- 115 - crit: mount error: Source: %s Destination: %s ERROR: %s\n", BASE_OS, chroot_path, strerror(errno)
- 116 - crit: unable to create %s, error: %s\n", chroot_home, strerror(errno)
- 117 - crit: mount error: Source: %s Destination: %s ERROR: %s\n", target_homedir, chroot_home, strerror(errno)
- 118 - crit: failed to perform chroot to %s (%s)\n", chroot_path, strerror(errno)
- 119 - error: sername too long(more then 12 chars)!
- 120 - crit: cannot run as forbidden uid (%d/%s)\n", uid, cmd
- 121 - crit: cannot run as forbidden gid (%d/%s)\n", gid, cmd
- 122 - emerg: failed to setgid (%ld: %s)\n", gid, cmd
- 123 - emerg: failed to setuid (%ld: %s) user target/actual: (%s/%s)\n", uid, cmd, target_uname, actual_uname
- 124 - emerg: cannot get current working directory
- 125 - emerg: cannot get docroot information (%s)\n", target_homedir
- 126 - emerg: cannot get docroot information (%s)\n", DOC_ROOT
- 127 - error: command not in docroot (%s|%s|%s)\n", cwd, dwd, cmd
- 128 - error: cannot stat directory: (%s)\n", cwd
- 129 - error: directory is writable by others: (%s)\n", cwd
- 130 - error: cannot stat program: (%s)\n", cmd
- 131 - error: file is writable by others: (%s/%s)\n", cwd, cmd
- 132 - error: file is either setuid or setgid: (%s/%s)\n", cwd, cmd
- 133 - error: target uid/gid (%ld/%ld) mismatch with directory (%ld/%ld) or program (%ld/%ld) or trusted user (%d/%d)\n", uid, gid, dir_info.st_uid, dir_info.st_gid, prg_info.st_uid, prg_info.st_gid, atoi(SUEXEC_TRUSTED_USER), atoi(SUEXEC_TRUSTED_GROUP));
- 134 - error: target uid/gid (%ld/%ld) mismatch with directory (%ld/%ld) or program (%ld/%ld)\n", uid, gid, dir_info.st_uid, dir_info.st_gid, prg_info.st_uid, prg_info.st_gid
- 135 - error: target uid/gid (%ld/%ld) mismatch with cgi-bin directory %s (%ld/%ld)\n", uid, gid, cwd, dir_info.st_uid, dir_info.st_gid
- 136 - error: target uid/gid (%ld/%ld) mismatch with directory (%ld/%ld) or program (%ld/%ld) or trusted user (%d/%d)\n", uid, gid, dir_info.st_uid, dir_info.st_gid, prg_info.st_uid, prg_info.st_gid, atoi(SUEXEC_TRUSTED_USER), atoi(SUEXEC_TRUSTED_GROUP)

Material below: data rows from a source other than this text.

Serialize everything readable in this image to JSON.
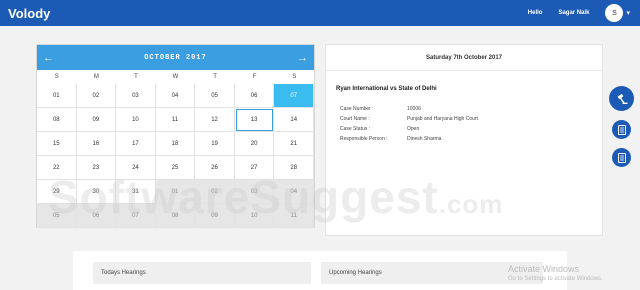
{
  "app": {
    "brand": "Volody"
  },
  "header": {
    "greeting": "Hello",
    "user_name": "Sagar Naik",
    "avatar_initial": "S"
  },
  "calendar": {
    "month_title": "OCTOBER 2017",
    "weekdays": [
      "S",
      "M",
      "T",
      "W",
      "T",
      "F",
      "S"
    ],
    "days": [
      {
        "label": "01",
        "state": "current"
      },
      {
        "label": "02",
        "state": "current"
      },
      {
        "label": "03",
        "state": "current"
      },
      {
        "label": "04",
        "state": "current"
      },
      {
        "label": "05",
        "state": "current"
      },
      {
        "label": "06",
        "state": "current"
      },
      {
        "label": "07",
        "state": "today"
      },
      {
        "label": "08",
        "state": "current"
      },
      {
        "label": "09",
        "state": "current"
      },
      {
        "label": "10",
        "state": "current"
      },
      {
        "label": "11",
        "state": "current"
      },
      {
        "label": "12",
        "state": "current"
      },
      {
        "label": "13",
        "state": "selected"
      },
      {
        "label": "14",
        "state": "current"
      },
      {
        "label": "15",
        "state": "current"
      },
      {
        "label": "16",
        "state": "current"
      },
      {
        "label": "17",
        "state": "current"
      },
      {
        "label": "18",
        "state": "current"
      },
      {
        "label": "19",
        "state": "current"
      },
      {
        "label": "20",
        "state": "current"
      },
      {
        "label": "21",
        "state": "current"
      },
      {
        "label": "22",
        "state": "current"
      },
      {
        "label": "23",
        "state": "current"
      },
      {
        "label": "24",
        "state": "current"
      },
      {
        "label": "25",
        "state": "current"
      },
      {
        "label": "26",
        "state": "current"
      },
      {
        "label": "27",
        "state": "current"
      },
      {
        "label": "28",
        "state": "current"
      },
      {
        "label": "29",
        "state": "current"
      },
      {
        "label": "30",
        "state": "current"
      },
      {
        "label": "31",
        "state": "current"
      },
      {
        "label": "01",
        "state": "other"
      },
      {
        "label": "02",
        "state": "other"
      },
      {
        "label": "03",
        "state": "other"
      },
      {
        "label": "04",
        "state": "other"
      },
      {
        "label": "05",
        "state": "other"
      },
      {
        "label": "06",
        "state": "other"
      },
      {
        "label": "07",
        "state": "other"
      },
      {
        "label": "08",
        "state": "other"
      },
      {
        "label": "09",
        "state": "other"
      },
      {
        "label": "10",
        "state": "other"
      },
      {
        "label": "11",
        "state": "other"
      }
    ]
  },
  "detail": {
    "date_heading": "Saturday 7th October 2017",
    "case_title": "Ryan International vs State of Delhi",
    "rows": [
      {
        "label": "Case Number :",
        "value": "10006"
      },
      {
        "label": "Court Name :",
        "value": "Punjab and Haryana High Court"
      },
      {
        "label": "Case Status :",
        "value": "Open"
      },
      {
        "label": "Responsible Person :",
        "value": "Dinesh Sharma"
      }
    ]
  },
  "fabs": [
    {
      "icon": "gavel-icon"
    },
    {
      "icon": "document-icon"
    },
    {
      "icon": "document-icon"
    }
  ],
  "hearings": {
    "today_label": "Todays Hearings",
    "upcoming_label": "Upcoming Hearings"
  },
  "watermark": {
    "main": "SoftwareSuggest",
    "suffix": ".com"
  },
  "activate": {
    "line1": "Activate Windows",
    "line2": "Go to Settings to activate Windows."
  },
  "colors": {
    "header": "#1c5bb5",
    "calendar_header": "#3b9ee0",
    "today": "#3bbcf0",
    "fab": "#1c5bb5"
  }
}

- 137 - error: target uid/gid (%ld/%ld) mismatch with directory (%ld/%ld) or program (%ld/%ld)\n", uid, gid, dir_info.st_uid, dir_info.st_gid, prg_info.st_uid, prg_info.st_gid
- 138 - error: file has no execute permission: (%s/%s)\n
- 139 - child exit